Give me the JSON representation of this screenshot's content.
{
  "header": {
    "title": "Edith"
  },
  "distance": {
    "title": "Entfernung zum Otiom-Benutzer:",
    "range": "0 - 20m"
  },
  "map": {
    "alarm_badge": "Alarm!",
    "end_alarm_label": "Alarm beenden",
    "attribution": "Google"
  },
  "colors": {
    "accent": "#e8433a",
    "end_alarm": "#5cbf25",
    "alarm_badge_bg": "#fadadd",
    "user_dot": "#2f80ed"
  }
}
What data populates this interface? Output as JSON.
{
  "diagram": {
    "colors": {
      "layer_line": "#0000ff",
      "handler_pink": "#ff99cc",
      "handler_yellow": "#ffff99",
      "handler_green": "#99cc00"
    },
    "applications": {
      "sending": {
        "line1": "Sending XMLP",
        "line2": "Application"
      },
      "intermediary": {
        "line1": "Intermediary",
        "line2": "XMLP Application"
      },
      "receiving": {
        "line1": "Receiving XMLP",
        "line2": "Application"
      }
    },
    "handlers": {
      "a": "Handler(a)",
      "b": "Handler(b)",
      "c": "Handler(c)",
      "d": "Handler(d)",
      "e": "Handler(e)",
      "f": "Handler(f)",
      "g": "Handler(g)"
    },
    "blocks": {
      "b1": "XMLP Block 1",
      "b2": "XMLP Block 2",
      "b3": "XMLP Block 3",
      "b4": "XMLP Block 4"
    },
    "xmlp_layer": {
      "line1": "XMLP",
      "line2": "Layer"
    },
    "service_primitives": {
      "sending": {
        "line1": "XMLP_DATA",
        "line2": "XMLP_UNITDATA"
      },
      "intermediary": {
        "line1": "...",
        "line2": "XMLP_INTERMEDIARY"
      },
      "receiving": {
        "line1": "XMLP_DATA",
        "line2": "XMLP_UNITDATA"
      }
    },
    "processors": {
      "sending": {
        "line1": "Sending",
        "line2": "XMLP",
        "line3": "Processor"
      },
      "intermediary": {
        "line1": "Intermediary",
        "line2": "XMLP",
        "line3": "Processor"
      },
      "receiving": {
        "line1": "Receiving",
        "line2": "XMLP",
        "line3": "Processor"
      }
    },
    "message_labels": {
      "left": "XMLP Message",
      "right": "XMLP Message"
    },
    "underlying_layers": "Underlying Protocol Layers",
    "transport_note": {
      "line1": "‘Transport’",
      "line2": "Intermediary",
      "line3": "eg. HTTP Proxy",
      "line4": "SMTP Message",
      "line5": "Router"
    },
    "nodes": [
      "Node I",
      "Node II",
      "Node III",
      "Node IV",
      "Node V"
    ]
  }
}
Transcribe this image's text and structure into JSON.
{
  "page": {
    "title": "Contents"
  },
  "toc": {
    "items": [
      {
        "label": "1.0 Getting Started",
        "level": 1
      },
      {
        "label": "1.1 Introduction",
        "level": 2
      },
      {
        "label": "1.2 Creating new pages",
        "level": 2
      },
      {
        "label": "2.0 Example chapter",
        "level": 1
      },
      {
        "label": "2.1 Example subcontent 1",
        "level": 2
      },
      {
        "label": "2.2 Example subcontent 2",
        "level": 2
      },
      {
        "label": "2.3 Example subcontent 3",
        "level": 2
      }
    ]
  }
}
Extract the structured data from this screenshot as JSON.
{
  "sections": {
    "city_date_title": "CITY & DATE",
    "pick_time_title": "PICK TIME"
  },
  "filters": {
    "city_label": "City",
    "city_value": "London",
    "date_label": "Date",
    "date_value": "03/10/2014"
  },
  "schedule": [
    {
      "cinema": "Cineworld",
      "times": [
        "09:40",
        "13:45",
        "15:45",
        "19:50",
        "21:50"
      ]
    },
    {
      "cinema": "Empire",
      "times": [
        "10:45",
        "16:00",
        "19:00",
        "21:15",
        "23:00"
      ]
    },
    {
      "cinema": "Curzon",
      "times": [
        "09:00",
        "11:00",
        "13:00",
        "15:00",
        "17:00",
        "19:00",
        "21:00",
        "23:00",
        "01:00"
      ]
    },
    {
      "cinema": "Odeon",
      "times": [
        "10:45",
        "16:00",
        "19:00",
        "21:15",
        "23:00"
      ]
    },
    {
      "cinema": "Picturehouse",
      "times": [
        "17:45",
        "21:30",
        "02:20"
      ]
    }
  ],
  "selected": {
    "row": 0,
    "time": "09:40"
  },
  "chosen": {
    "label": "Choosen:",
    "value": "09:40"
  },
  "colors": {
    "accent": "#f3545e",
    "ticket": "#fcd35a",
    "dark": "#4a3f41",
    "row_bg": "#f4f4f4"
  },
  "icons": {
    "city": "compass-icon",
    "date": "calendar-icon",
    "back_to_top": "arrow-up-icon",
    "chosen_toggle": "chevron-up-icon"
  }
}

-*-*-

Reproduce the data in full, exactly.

__Answer to the exercise__.
Give me the JSON representation of this screenshot's content.
{
  "header": {
    "title": "Edith"
  },
  "distance": {
    "title": "Entfernung zum Otiom-Benutzer:",
    "range": "0 - 20m"
  },
  "map": {
    "alarm_badge": "Alarm!",
    "end_alarm_label": "Alarm beenden",
    "attribution": "Google"
  },
  "colors": {
    "accent": "#e8433a",
    "end_alarm": "#5cbf25",
    "alarm_badge_bg": "#fadadd",
    "user_dot": "#2f80ed"
  }
}
What data populates this interface? Output as JSON.
{
  "diagram": {
    "colors": {
      "layer_line": "#0000ff",
      "handler_pink": "#ff99cc",
      "handler_yellow": "#ffff99",
      "handler_green": "#99cc00"
    },
    "applications": {
      "sending": {
        "line1": "Sending XMLP",
        "line2": "Application"
      },
      "intermediary": {
        "line1": "Intermediary",
        "line2": "XMLP Application"
      },
      "receiving": {
        "line1": "Receiving XMLP",
        "line2": "Application"
      }
    },
    "handlers": {
      "a": "Handler(a)",
      "b": "Handler(b)",
      "c": "Handler(c)",
      "d": "Handler(d)",
      "e": "Handler(e)",
      "f": "Handler(f)",
      "g": "Handler(g)"
    },
    "blocks": {
      "b1": "XMLP Block 1",
      "b2": "XMLP Block 2",
      "b3": "XMLP Block 3",
      "b4": "XMLP Block 4"
    },
    "xmlp_layer": {
      "line1": "XMLP",
      "line2": "Layer"
    },
    "service_primitives": {
      "sending": {
        "line1": "XMLP_DATA",
        "line2": "XMLP_UNITDATA"
      },
      "intermediary": {
        "line1": "...",
        "line2": "XMLP_INTERMEDIARY"
      },
      "receiving": {
        "line1": "XMLP_DATA",
        "line2": "XMLP_UNITDATA"
      }
    },
    "processors": {
      "sending": {
        "line1": "Sending",
        "line2": "XMLP",
        "line3": "Processor"
      },
      "intermediary": {
        "line1": "Intermediary",
        "line2": "XMLP",
        "line3": "Processor"
      },
      "receiving": {
        "line1": "Receiving",
        "line2": "XMLP",
        "line3": "Processor"
      }
    },
    "message_labels": {
      "left": "XMLP Message",
      "right": "XMLP Message"
    },
    "underlying_layers": "Underlying Protocol Layers",
    "transport_note": {
      "line1": "‘Transport’",
      "line2": "Intermediary",
      "line3": "eg. HTTP Proxy",
      "line4": "SMTP Message",
      "line5": "Router"
    },
    "nodes": [
      "Node I",
      "Node II",
      "Node III",
      "Node IV",
      "Node V"
    ]
  }
}
Transcribe this image's text and structure into JSON.
{
  "page": {
    "title": "Contents"
  },
  "toc": {
    "items": [
      {
        "label": "1.0 Getting Started",
        "level": 1
      },
      {
        "label": "1.1 Introduction",
        "level": 2
      },
      {
        "label": "1.2 Creating new pages",
        "level": 2
      },
      {
        "label": "2.0 Example chapter",
        "level": 1
      },
      {
        "label": "2.1 Example subcontent 1",
        "level": 2
      },
      {
        "label": "2.2 Example subcontent 2",
        "level": 2
      },
      {
        "label": "2.3 Example subcontent 3",
        "level": 2
      }
    ]
  }
}
Extract the structured data from this screenshot as JSON.
{
  "sections": {
    "city_date_title": "CITY & DATE",
    "pick_time_title": "PICK TIME"
  },
  "filters": {
    "city_label": "City",
    "city_value": "London",
    "date_label": "Date",
    "date_value": "03/10/2014"
  },
  "schedule": [
    {
      "cinema": "Cineworld",
      "times": [
        "09:40",
        "13:45",
        "15:45",
        "19:50",
        "21:50"
      ]
    },
    {
      "cinema": "Empire",
      "times": [
        "10:45",
        "16:00",
        "19:00",
        "21:15",
        "23:00"
      ]
    },
    {
      "cinema": "Curzon",
      "times": [
        "09:00",
        "11:00",
        "13:00",
        "15:00",
        "17:00",
        "19:00",
        "21:00",
        "23:00",
        "01:00"
      ]
    },
    {
      "cinema": "Odeon",
      "times": [
        "10:45",
        "16:00",
        "19:00",
        "21:15",
        "23:00"
      ]
    },
    {
      "cinema": "Picturehouse",
      "times": [
        "17:45",
        "21:30",
        "02:20"
      ]
    }
  ],
  "selected": {
    "row": 0,
    "time": "09:40"
  },
  "chosen": {
    "label": "Choosen:",
    "value": "09:40"
  },
  "colors": {
    "accent": "#f3545e",
    "ticket": "#fcd35a",
    "dark": "#4a3f41",
    "row_bg": "#f4f4f4"
  },
  "icons": {
    "city": "compass-icon",
    "date": "calendar-icon",
    "back_to_top": "arrow-up-icon",
    "chosen_toggle": "chevron-up-icon"
  }
}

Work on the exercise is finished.